(Dataset entries)
▬▬▬

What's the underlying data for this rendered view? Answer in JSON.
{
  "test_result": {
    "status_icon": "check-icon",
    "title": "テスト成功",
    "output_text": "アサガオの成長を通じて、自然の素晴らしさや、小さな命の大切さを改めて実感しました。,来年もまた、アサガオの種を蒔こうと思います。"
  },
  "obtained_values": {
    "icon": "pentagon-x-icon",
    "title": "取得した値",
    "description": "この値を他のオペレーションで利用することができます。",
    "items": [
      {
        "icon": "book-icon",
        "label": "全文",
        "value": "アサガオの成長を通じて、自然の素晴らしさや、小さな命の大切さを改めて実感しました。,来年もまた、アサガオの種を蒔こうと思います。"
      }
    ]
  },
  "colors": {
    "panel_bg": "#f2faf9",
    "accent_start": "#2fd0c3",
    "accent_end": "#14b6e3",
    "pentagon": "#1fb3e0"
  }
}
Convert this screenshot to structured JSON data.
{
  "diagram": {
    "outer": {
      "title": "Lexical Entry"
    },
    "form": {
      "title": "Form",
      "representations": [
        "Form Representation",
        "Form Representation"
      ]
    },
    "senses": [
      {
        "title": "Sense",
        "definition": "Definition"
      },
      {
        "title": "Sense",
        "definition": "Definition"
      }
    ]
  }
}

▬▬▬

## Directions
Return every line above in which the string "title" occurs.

## Response
    "title": "テスト成功",
    "title": "取得した値",
      "title": "Lexical Entry"
      "title": "Form",
        "title": "Sense",
        "title": "Sense",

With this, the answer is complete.